3 Jorg Heiser, Romantic Conceptualism, pp 136-137. Jorg Heiser through this exhibition that took place in the Kunsthalle at Nuremberg created a new name: “Romantic Conceptualism” (also known as conceptual romanticism) is a strand of conceptual art which seeks to place emotion and a sense of ‘the hand of the author’ over the cold intellectualism of most conceptual art. The movement has its roots in age old ideals of romanticism. It draws on aspects of magic realism and cynical realism. There was coindidentally an exhibition at the American Federation of the Arts curated by Jorg Heiser of Frieze magazine, which aimed to point towards a group of artists since the sixties who have an evident element of romanticism in a conceptual practice. Early forerunners of romantic conceptualism include Cornelia Parker, Bas Jan Ader, Sophie Calle, and Tacita Dean.
4 Donald Crowhurst (1932–1969) was a British businessman and amateur sailor who died while competing in the Sunday Times Golden Globe Race, a single-handed, round-the-world yacht race. Crowhurst had entered the race in hopes of winning a cash prize from the Sunday Times to aid his failing business. Instead, he encountered difficulty early in the voyage, and secretly abandoned the race while reporting false positions, in an attempt to appear to complete a circumnavigation without actually circling the world. Evidence found after his disappearance indicates that this attempt ended in insanity and suicide.
5 quote from the text of Les mots dans la peinture de Jean-Baptiste Bernadet by Devrim Bayar
6 The initial idea for the film came from a conversation between Olivier Mosset, Steven Parrino, Drew Heitzler and Amy Granat. Oliver Mosset found the project to put on a theatre play in front of the Centre Pompidou in Paris in a biography of Jean Genet. Genet’s idea consisted of replacing the object of the amorous quest of the young Werther by a motorcycle.
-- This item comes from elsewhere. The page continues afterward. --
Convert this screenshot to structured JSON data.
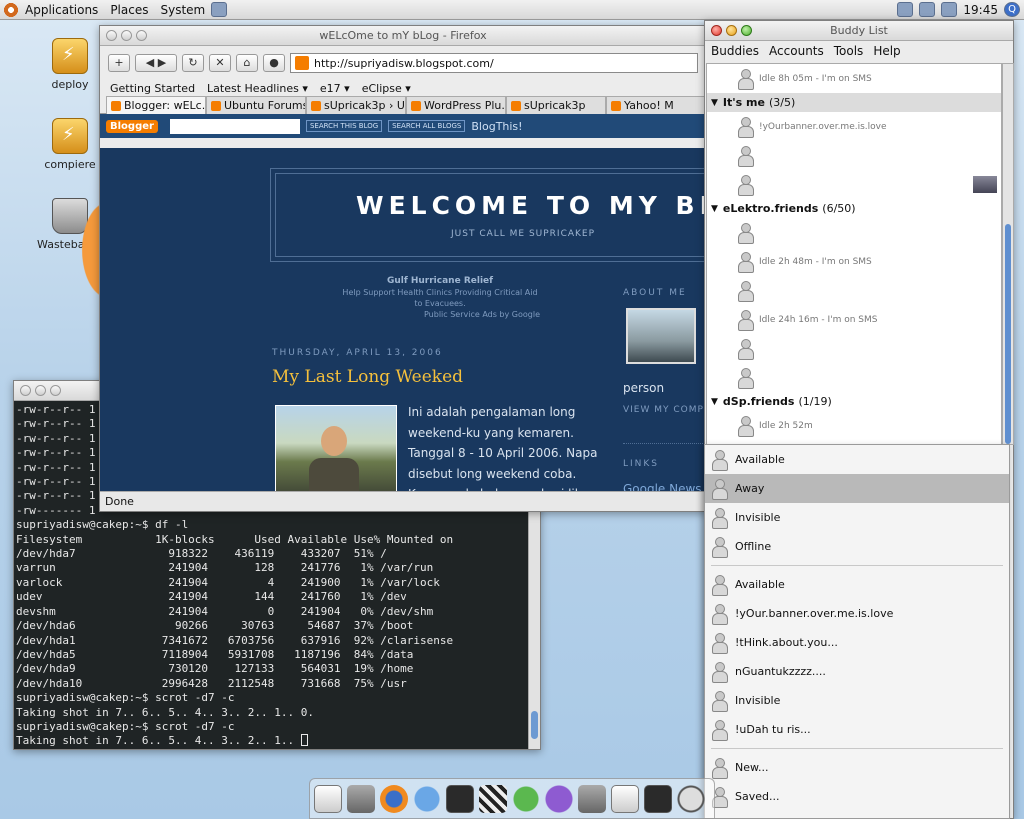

7 Claude Lorrain was the pseudonym of the French painter Claude Gellée (1600-1682). Gellée specialised in landscape drawings and paintings, and spent much of his life in Rome.The Claude Lorrain Mirror is a slightly convex mirror made of black glass that produces a reduced, upright and virtual image of the scene being observed by reflection in it. Much of the colour is washed out, thus allowing the artist to concentrate on the forms and perspective.